***** Recorded information

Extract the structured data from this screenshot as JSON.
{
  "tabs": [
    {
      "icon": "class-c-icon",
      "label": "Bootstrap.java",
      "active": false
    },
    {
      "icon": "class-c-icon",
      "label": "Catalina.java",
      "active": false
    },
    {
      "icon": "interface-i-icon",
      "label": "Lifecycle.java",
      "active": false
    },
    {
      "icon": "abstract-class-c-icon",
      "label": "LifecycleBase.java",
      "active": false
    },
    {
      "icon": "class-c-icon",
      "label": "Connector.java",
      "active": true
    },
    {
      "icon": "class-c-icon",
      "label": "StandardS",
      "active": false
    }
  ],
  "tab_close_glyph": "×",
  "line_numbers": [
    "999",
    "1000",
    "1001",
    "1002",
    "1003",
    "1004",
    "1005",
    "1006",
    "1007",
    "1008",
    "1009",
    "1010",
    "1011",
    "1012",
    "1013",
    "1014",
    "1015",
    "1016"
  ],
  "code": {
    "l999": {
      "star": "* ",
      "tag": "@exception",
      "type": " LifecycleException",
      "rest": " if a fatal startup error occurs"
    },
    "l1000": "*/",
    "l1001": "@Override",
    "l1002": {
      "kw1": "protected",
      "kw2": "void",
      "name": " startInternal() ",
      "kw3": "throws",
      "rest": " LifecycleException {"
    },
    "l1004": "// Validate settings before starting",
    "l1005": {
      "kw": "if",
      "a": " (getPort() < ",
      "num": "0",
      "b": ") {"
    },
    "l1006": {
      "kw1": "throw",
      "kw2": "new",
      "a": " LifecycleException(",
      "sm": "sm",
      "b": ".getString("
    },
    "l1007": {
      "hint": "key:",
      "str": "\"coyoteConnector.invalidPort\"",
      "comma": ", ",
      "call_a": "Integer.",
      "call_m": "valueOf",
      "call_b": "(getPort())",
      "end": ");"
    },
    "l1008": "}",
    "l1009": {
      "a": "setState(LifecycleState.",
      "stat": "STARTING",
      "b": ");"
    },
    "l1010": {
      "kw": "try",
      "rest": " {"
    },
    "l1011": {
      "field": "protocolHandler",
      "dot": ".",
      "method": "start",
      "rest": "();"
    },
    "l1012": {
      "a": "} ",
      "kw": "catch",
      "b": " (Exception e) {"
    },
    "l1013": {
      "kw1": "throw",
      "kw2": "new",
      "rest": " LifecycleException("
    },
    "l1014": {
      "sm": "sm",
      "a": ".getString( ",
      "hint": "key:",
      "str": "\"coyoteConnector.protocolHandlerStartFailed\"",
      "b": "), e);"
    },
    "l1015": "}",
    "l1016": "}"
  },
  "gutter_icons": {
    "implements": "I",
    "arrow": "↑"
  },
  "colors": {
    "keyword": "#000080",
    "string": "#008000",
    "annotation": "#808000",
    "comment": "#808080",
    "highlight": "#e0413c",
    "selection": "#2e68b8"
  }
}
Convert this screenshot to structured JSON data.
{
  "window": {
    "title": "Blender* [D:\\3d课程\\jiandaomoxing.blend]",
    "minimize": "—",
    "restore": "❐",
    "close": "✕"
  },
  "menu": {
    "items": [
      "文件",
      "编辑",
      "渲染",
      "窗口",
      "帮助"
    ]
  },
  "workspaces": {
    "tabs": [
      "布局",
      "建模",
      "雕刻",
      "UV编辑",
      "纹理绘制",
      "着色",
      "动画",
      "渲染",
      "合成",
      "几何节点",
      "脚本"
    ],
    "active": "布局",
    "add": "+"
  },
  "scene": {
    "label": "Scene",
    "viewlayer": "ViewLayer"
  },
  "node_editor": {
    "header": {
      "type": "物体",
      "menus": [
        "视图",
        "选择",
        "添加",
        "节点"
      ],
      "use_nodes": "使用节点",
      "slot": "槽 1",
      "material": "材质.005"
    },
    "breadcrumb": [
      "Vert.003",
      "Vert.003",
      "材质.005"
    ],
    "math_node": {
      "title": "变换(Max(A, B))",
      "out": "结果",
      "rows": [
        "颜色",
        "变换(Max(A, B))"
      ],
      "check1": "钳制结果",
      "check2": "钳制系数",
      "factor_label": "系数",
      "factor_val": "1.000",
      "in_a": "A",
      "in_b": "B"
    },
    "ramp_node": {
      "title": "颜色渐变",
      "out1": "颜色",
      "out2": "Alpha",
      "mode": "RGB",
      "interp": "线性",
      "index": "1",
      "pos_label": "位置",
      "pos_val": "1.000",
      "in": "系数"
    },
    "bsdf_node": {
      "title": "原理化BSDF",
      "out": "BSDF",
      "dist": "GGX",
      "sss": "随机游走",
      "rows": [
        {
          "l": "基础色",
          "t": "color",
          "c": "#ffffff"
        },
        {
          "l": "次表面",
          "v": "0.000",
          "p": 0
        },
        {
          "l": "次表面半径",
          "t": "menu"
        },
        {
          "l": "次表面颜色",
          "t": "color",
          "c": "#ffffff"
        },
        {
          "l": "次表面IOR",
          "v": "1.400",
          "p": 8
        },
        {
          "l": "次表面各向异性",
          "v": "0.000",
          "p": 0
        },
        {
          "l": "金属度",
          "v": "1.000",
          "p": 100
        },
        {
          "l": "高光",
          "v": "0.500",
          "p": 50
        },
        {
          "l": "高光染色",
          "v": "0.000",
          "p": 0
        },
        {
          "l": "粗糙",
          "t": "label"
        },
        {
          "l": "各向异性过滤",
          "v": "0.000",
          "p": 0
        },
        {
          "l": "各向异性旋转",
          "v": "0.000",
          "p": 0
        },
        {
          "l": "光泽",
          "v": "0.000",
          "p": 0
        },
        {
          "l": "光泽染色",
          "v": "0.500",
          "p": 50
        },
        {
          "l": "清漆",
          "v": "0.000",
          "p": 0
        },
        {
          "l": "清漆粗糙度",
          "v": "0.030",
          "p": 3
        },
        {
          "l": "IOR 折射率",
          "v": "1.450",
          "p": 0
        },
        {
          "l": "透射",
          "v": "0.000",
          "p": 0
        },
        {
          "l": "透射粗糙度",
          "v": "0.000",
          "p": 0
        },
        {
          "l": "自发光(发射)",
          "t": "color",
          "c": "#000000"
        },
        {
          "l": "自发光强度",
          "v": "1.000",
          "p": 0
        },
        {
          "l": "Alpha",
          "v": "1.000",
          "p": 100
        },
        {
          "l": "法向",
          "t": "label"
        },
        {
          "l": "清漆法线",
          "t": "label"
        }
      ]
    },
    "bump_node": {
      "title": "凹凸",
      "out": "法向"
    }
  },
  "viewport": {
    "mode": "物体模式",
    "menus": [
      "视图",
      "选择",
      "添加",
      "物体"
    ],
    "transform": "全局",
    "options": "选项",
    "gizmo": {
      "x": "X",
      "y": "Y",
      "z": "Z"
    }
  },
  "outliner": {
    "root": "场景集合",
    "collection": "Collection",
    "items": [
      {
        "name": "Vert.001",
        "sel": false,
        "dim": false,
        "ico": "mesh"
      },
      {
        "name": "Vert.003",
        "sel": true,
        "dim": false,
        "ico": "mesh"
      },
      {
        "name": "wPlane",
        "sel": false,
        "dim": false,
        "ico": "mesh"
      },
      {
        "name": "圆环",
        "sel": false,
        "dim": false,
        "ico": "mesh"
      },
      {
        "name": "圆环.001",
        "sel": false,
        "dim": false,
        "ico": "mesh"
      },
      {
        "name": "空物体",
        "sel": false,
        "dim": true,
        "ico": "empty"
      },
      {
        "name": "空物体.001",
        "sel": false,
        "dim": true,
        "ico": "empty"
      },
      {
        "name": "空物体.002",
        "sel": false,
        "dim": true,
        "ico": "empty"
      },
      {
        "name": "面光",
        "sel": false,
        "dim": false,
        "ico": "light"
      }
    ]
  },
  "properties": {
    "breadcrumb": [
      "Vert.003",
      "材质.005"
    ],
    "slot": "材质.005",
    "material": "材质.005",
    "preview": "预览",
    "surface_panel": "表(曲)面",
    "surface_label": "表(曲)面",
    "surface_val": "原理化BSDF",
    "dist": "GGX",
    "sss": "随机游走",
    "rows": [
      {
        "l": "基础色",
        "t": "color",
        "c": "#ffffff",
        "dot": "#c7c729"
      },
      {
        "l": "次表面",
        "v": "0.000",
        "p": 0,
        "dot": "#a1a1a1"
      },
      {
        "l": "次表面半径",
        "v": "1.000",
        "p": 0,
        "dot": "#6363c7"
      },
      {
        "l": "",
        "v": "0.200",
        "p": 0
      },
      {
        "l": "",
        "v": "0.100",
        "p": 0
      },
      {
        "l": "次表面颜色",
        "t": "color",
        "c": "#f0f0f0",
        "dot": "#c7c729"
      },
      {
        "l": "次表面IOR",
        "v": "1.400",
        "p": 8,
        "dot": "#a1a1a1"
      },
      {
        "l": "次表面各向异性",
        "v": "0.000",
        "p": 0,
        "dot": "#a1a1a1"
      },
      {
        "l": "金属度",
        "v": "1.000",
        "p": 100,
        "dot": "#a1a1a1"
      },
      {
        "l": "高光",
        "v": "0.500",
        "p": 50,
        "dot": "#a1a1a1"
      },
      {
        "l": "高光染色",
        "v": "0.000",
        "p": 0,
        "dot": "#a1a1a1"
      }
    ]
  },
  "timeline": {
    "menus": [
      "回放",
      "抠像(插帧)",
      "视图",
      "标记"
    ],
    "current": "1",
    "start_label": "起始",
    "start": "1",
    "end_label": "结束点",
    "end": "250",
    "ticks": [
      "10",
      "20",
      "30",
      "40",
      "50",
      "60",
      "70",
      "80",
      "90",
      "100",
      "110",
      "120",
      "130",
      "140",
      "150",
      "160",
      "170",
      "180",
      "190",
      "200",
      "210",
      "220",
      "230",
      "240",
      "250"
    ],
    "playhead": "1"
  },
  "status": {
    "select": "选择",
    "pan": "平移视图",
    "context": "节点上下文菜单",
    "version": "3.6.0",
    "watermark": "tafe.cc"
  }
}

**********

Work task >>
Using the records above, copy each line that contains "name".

Solution >>
      "name": " startInternal() ",
        "name": "Vert.001",
        "name": "Vert.003",
        "name": "wPlane",
        "name": "圆环",
        "name": "圆环.001",
        "name": "空物体",
        "name": "空物体.001",
        "name": "空物体.002",
        "name": "面光",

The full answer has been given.